Find every line in the records below that holds the word "icon", and copy each one.

◆ ◆ ◆ ◆ ◆ ◆ ◆

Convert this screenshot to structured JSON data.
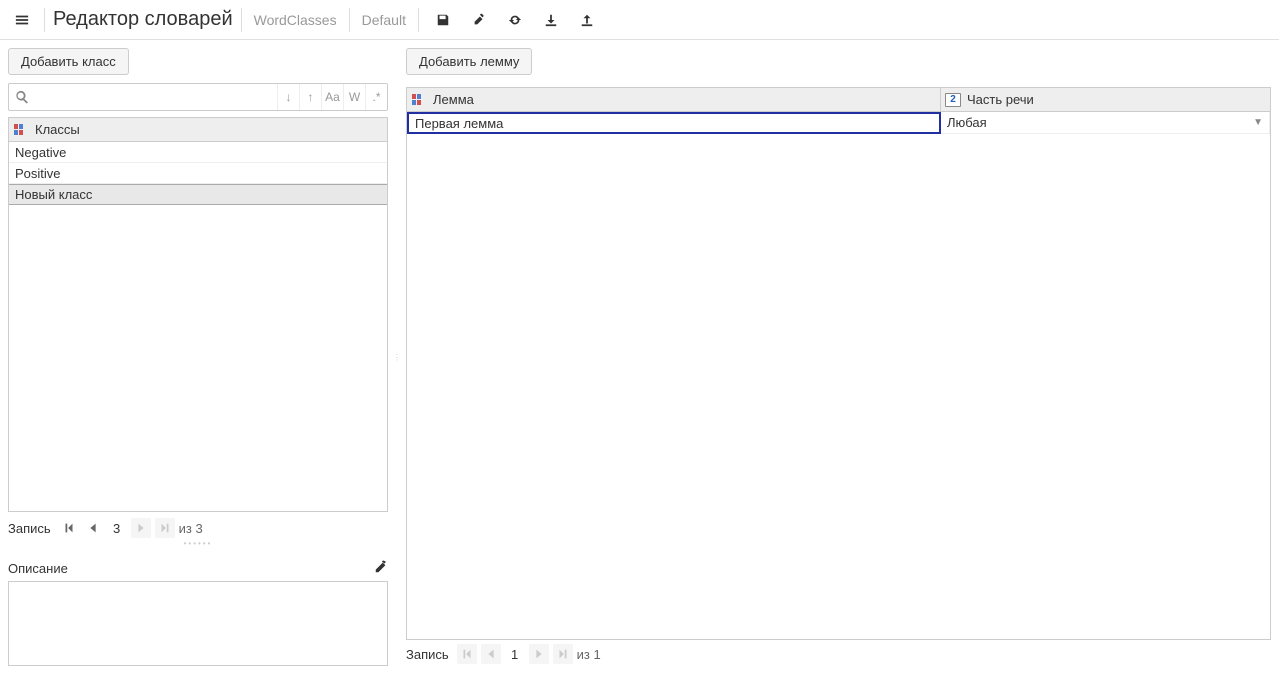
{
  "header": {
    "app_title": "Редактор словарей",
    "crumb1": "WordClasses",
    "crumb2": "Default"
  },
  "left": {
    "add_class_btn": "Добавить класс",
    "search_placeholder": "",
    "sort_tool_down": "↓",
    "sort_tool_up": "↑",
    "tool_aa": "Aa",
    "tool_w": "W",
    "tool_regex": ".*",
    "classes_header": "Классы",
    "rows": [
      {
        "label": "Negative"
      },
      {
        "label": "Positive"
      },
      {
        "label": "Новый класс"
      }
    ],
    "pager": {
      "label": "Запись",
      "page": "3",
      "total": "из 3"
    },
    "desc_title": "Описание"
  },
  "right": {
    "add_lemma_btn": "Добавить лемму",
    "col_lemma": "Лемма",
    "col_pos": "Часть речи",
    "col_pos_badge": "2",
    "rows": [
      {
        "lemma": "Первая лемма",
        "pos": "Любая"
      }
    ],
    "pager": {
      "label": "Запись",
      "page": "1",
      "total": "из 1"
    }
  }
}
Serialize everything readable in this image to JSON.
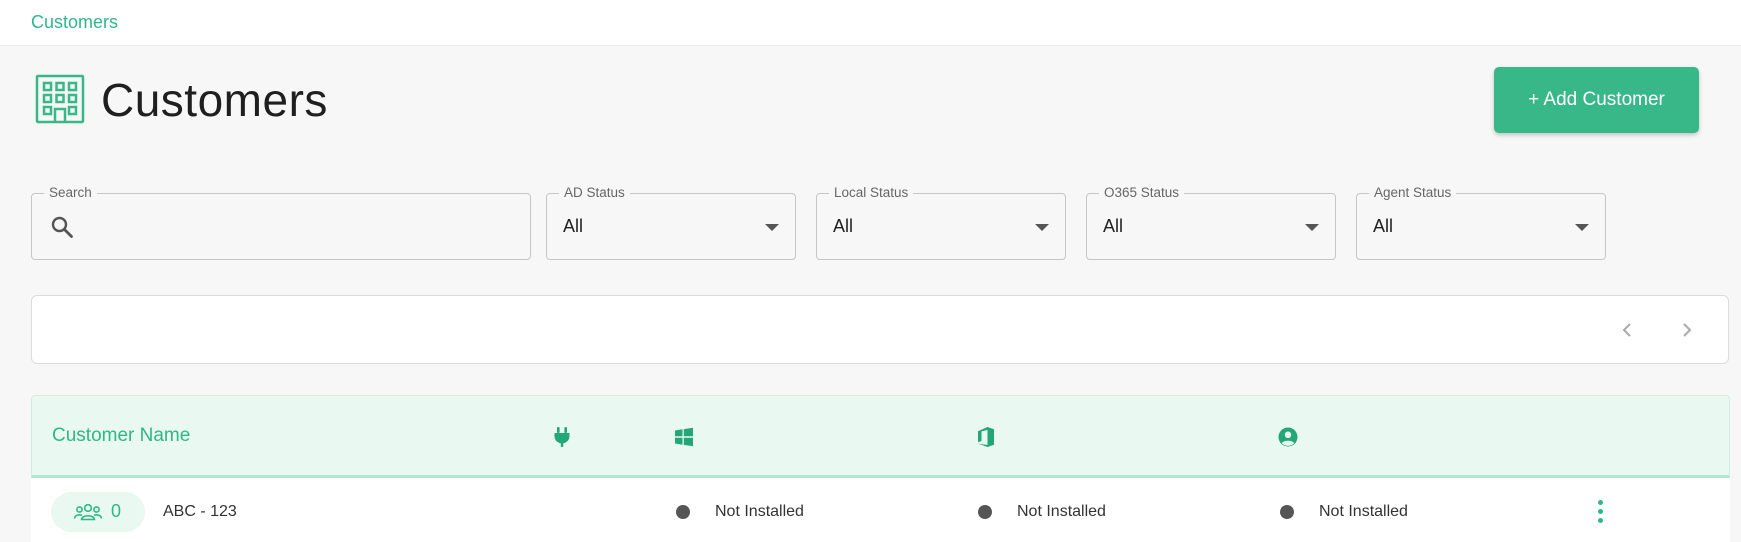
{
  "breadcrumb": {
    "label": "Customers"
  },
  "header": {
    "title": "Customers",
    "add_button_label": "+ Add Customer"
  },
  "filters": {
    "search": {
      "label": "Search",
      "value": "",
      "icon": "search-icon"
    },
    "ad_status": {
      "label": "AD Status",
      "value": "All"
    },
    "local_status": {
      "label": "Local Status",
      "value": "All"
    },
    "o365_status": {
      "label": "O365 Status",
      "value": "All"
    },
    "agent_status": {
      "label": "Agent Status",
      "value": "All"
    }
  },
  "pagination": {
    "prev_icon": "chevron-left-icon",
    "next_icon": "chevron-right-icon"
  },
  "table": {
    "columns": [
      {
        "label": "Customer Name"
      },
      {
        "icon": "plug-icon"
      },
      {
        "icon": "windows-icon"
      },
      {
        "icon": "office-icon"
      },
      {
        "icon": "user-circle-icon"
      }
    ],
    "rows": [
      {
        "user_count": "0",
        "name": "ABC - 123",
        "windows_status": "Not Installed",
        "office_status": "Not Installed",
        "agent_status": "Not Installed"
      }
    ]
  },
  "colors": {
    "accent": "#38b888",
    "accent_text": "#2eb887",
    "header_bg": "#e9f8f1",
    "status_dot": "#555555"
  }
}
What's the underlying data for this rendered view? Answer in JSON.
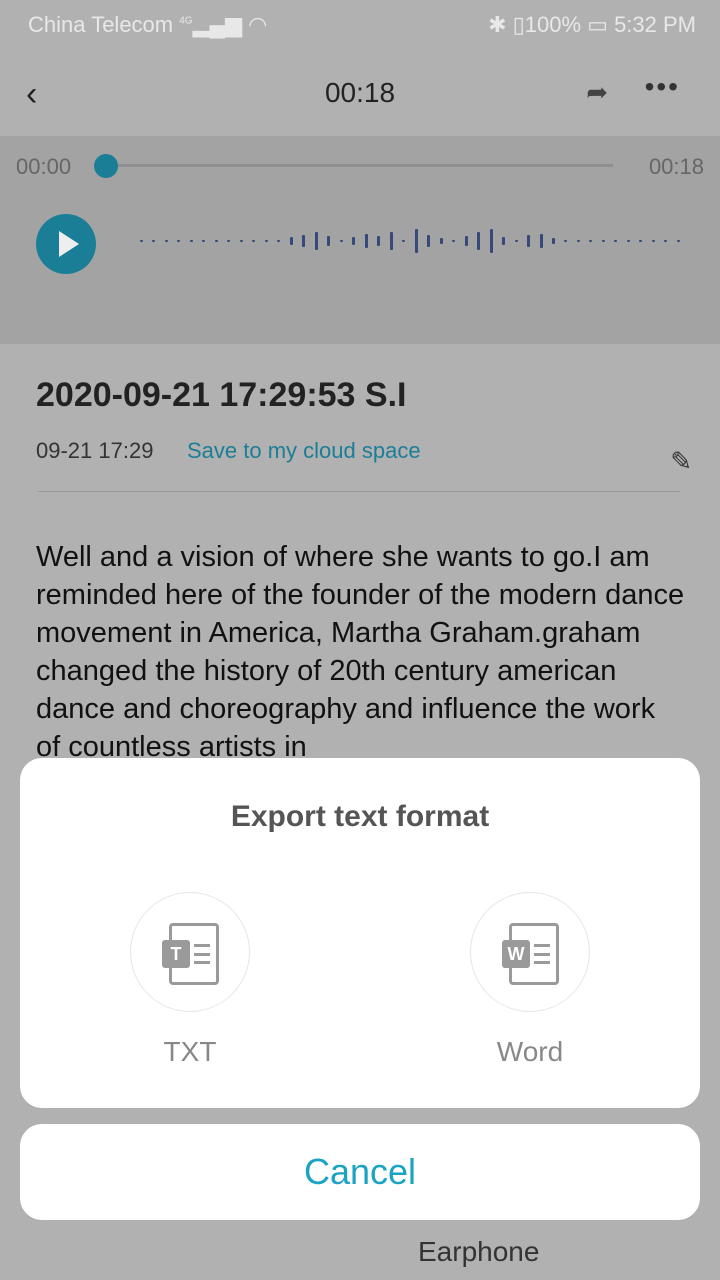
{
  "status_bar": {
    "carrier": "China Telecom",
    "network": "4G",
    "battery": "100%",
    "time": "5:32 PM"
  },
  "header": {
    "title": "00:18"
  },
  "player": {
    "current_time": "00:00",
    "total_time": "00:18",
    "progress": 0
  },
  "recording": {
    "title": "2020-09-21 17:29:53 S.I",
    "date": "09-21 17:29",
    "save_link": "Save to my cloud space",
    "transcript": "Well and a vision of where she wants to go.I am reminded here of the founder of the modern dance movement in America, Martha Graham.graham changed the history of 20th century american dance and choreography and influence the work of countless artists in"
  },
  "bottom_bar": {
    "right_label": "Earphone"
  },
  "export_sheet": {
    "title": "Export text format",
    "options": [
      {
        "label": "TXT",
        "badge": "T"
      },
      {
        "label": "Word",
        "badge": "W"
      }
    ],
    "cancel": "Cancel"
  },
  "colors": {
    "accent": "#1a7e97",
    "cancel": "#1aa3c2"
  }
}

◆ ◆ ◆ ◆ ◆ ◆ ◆

**Written answer:**
      "icon": "search-icon"
    "prev_icon": "chevron-left-icon",
    "next_icon": "chevron-right-icon"
        "icon": "plug-icon"
        "icon": "windows-icon"
        "icon": "office-icon"
        "icon": "user-circle-icon"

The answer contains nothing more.